EXTRACTED MATERIAL:
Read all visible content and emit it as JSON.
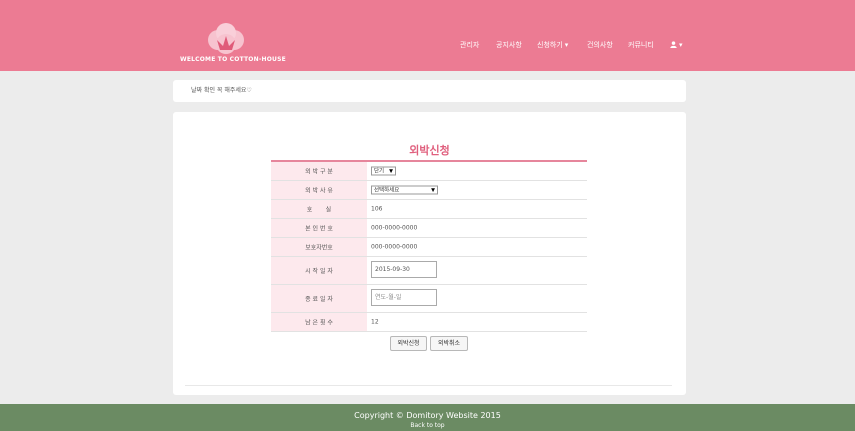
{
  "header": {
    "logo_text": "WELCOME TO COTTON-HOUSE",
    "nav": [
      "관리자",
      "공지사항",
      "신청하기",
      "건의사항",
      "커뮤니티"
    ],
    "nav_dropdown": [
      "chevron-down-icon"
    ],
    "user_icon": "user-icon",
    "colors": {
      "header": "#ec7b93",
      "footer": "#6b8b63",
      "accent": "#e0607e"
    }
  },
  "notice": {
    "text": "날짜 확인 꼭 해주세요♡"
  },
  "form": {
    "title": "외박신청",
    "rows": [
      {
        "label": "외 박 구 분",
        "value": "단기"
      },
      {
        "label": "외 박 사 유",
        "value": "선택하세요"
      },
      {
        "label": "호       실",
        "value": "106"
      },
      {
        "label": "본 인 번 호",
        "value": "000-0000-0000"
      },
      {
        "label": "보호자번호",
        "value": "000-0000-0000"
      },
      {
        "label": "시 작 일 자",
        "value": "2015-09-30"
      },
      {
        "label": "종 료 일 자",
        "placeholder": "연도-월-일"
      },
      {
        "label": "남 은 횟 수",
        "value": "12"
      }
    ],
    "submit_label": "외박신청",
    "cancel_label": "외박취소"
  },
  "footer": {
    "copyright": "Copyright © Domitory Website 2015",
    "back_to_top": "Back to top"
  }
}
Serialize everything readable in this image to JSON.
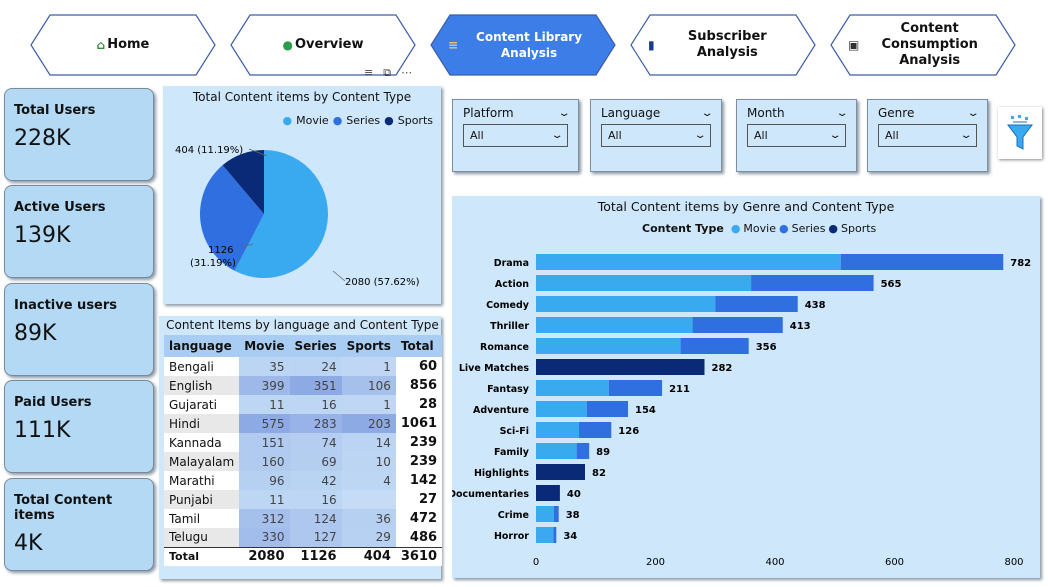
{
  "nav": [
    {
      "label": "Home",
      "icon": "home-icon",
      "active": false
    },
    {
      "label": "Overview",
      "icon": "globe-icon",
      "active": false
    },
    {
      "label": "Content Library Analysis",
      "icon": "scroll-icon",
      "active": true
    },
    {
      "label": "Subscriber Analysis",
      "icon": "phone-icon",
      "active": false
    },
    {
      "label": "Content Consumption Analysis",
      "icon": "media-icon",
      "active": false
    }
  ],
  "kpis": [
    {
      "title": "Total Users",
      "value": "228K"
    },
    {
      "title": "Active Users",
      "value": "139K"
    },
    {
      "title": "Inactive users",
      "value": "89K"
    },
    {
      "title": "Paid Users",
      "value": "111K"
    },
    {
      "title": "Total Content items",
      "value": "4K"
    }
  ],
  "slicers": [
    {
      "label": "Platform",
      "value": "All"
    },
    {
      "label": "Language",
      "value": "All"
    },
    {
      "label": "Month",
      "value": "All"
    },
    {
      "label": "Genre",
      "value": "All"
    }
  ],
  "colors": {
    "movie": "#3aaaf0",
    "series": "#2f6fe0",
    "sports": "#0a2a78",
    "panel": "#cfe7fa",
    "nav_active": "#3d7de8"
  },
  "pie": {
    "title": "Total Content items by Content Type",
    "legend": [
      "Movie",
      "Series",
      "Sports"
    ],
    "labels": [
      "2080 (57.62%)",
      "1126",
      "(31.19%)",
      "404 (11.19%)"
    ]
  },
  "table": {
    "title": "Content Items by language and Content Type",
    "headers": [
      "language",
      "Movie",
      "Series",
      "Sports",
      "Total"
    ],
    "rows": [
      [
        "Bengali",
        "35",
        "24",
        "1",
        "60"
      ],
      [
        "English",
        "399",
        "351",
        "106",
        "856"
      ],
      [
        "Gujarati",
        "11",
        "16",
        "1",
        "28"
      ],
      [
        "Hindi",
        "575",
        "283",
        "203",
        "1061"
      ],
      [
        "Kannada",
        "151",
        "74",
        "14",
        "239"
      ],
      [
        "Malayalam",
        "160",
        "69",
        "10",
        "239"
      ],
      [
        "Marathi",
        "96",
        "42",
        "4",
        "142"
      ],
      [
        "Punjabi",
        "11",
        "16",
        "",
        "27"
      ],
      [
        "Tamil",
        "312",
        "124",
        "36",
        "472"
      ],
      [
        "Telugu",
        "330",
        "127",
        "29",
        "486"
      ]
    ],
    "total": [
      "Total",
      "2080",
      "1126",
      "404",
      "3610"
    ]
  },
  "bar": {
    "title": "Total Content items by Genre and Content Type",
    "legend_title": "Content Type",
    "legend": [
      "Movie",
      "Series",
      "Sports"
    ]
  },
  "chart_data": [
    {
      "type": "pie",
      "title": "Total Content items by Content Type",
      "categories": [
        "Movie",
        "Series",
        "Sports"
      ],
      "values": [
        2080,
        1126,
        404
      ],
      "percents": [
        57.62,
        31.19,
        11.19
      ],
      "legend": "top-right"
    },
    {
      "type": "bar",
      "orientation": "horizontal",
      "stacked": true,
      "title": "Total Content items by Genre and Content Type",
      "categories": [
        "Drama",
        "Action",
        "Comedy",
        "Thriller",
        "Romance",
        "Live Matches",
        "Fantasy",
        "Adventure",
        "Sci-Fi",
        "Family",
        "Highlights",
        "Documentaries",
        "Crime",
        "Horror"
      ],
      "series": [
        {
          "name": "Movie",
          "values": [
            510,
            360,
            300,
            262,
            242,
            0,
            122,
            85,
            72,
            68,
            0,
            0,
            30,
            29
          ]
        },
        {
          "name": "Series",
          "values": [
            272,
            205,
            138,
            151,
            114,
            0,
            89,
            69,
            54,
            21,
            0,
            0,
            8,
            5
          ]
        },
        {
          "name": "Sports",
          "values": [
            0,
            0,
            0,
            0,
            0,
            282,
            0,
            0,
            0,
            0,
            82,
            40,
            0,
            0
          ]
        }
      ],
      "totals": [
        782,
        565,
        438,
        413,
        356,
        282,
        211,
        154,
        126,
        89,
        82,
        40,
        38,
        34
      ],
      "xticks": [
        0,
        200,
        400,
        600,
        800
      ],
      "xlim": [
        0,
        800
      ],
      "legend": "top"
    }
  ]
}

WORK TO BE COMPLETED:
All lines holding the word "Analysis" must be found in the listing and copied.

REPLY TO THE TASK:
      "label": "Content Library Analysis",
      "label": "Subscriber Analysis",
      "label": "Content Consumption Analysis",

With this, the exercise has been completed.